YOUR ASSIGNMENT =>
Spot each line in the data below containing "Enable" and copy it.

____ EXTRACTED DATA

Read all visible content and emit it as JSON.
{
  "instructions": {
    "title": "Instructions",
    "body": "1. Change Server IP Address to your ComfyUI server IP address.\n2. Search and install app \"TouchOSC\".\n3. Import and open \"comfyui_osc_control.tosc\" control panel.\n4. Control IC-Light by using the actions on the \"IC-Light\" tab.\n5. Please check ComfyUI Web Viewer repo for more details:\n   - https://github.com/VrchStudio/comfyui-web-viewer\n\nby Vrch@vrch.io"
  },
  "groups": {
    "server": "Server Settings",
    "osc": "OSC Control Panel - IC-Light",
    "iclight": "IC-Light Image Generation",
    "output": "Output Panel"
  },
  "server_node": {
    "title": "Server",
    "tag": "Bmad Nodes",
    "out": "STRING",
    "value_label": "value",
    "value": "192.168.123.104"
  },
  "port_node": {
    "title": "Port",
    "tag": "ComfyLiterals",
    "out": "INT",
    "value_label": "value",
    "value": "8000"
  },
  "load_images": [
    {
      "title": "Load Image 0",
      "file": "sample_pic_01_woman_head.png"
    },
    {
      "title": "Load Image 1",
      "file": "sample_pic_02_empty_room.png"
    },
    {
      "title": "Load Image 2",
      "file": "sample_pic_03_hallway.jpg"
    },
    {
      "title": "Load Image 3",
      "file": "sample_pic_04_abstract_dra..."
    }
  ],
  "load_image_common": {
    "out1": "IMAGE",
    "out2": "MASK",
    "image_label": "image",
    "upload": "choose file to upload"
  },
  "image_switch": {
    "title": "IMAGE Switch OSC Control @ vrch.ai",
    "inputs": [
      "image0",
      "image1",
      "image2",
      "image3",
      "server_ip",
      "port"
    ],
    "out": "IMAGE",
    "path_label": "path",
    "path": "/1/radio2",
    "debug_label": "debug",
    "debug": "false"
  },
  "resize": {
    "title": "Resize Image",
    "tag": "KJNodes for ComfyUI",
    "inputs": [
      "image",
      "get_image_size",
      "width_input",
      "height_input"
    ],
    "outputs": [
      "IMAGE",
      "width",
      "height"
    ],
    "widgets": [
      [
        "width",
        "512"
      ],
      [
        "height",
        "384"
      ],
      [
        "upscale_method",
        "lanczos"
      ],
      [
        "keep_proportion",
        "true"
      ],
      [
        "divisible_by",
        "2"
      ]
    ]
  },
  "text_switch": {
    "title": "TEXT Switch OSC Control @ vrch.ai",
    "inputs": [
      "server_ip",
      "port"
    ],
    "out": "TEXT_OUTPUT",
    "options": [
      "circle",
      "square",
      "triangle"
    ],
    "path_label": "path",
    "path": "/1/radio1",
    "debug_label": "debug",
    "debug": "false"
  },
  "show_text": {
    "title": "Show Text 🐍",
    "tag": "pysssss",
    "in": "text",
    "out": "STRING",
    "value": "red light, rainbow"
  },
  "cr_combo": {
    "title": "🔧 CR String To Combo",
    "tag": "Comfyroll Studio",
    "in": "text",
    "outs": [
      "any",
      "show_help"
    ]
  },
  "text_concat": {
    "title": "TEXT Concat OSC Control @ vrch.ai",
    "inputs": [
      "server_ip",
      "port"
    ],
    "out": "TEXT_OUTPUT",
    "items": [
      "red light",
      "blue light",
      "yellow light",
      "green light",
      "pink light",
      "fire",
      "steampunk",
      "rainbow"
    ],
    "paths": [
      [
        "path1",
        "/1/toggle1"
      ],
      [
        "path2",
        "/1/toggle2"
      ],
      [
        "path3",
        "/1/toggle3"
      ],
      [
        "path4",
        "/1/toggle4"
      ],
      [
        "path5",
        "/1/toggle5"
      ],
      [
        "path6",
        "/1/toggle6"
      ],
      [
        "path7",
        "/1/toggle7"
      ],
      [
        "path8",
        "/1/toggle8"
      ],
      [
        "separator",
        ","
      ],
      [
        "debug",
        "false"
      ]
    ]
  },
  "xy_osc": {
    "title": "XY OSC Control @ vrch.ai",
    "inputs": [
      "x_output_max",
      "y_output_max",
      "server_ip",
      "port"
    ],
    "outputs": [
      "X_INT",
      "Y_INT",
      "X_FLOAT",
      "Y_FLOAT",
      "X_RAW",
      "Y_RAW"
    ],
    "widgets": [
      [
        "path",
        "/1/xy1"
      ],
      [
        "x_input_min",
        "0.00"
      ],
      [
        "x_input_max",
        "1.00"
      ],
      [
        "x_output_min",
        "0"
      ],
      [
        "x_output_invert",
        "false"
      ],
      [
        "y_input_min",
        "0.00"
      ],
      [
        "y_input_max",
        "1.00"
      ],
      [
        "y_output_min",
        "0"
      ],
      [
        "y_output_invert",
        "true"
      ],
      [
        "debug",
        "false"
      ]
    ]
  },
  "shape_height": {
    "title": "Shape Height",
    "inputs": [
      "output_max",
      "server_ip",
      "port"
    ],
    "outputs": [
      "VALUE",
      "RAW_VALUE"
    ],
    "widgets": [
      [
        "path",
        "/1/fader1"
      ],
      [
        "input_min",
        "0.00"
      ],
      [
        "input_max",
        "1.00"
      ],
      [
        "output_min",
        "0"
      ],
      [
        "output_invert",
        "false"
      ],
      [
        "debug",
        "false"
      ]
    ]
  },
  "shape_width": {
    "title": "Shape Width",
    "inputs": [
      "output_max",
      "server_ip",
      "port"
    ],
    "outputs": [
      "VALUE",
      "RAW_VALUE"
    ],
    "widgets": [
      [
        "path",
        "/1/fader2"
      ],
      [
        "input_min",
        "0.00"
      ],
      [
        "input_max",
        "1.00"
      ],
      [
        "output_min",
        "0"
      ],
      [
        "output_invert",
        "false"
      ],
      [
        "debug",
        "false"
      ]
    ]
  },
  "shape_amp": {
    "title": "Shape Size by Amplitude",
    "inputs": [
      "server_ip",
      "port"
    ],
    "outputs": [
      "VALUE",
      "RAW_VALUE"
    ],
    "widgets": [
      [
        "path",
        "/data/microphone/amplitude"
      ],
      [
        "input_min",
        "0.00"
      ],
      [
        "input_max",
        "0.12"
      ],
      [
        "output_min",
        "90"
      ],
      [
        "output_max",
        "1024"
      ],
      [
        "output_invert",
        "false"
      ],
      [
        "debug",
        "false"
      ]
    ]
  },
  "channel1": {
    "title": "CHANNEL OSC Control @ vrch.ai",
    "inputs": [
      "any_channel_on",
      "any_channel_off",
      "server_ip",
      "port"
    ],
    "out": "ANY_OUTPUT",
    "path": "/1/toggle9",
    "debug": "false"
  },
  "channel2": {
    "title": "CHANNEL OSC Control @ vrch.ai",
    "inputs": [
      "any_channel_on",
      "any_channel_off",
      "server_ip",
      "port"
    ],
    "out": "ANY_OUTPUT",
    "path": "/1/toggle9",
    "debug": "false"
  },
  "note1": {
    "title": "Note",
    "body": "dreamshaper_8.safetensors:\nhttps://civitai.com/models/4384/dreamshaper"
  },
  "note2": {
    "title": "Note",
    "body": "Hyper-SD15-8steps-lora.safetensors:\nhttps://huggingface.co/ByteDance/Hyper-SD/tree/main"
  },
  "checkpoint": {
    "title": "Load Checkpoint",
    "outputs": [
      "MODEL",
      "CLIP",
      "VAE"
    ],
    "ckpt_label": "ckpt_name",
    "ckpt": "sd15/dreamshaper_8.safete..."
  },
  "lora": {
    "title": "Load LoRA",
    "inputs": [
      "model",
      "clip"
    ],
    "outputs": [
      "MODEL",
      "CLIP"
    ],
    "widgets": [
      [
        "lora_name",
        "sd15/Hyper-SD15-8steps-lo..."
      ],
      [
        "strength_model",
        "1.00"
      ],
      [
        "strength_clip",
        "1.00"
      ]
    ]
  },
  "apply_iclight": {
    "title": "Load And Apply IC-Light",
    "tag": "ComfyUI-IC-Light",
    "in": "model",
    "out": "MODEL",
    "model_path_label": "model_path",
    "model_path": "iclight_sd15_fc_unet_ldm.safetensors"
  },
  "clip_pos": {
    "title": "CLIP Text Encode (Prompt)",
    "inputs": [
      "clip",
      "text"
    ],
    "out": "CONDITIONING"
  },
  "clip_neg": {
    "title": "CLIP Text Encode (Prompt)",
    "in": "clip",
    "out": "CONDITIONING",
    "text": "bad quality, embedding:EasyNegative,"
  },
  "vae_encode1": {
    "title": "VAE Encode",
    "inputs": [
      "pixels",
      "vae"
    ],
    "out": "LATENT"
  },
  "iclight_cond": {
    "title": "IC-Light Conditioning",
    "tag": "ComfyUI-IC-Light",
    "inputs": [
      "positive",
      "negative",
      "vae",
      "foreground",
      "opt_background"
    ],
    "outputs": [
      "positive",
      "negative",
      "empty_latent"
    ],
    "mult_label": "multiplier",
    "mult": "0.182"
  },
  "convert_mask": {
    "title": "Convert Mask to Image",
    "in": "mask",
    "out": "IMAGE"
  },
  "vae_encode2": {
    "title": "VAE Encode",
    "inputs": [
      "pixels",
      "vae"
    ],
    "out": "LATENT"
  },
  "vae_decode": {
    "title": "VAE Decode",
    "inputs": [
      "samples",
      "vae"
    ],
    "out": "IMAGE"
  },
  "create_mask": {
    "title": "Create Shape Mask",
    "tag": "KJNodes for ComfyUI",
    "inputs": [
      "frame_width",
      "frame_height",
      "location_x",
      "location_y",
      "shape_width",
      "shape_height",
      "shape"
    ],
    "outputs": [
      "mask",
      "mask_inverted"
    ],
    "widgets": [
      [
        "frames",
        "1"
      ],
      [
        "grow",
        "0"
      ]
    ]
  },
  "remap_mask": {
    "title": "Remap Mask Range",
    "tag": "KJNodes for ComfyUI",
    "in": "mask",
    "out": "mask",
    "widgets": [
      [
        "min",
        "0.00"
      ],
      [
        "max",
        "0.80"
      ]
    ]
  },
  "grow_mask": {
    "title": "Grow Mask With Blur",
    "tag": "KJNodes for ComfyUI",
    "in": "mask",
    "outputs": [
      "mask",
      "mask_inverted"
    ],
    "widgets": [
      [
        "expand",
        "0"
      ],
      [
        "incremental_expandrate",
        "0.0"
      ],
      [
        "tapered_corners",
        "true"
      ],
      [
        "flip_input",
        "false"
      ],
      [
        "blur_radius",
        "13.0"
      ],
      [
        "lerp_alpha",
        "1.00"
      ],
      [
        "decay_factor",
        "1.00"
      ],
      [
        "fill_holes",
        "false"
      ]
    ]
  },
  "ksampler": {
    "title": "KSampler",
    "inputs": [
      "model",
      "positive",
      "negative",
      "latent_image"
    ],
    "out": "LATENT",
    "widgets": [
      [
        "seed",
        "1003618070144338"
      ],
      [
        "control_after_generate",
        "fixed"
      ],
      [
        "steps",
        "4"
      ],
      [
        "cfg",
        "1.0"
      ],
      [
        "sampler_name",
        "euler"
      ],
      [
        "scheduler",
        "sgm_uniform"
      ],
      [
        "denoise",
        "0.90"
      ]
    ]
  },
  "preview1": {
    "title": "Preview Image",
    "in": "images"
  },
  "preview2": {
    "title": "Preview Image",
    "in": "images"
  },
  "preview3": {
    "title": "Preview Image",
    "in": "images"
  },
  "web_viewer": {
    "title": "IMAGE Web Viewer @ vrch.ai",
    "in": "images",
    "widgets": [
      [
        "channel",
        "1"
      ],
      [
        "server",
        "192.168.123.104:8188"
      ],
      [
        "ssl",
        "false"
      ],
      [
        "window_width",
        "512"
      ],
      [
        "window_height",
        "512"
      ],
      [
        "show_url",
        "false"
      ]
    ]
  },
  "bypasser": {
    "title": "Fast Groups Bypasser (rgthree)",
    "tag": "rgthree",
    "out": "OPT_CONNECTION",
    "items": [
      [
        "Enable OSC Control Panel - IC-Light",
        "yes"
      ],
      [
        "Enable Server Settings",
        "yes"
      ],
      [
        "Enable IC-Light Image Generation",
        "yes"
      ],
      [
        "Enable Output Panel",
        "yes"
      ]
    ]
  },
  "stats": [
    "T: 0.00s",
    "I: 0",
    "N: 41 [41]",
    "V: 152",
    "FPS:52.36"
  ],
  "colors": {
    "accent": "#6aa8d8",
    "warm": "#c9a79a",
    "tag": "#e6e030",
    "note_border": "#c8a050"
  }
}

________

WRITTEN RESPONSE =>
        "Enable OSC Control Panel - IC-Light",
        "Enable Server Settings",
        "Enable IC-Light Image Generation",
        "Enable Output Panel",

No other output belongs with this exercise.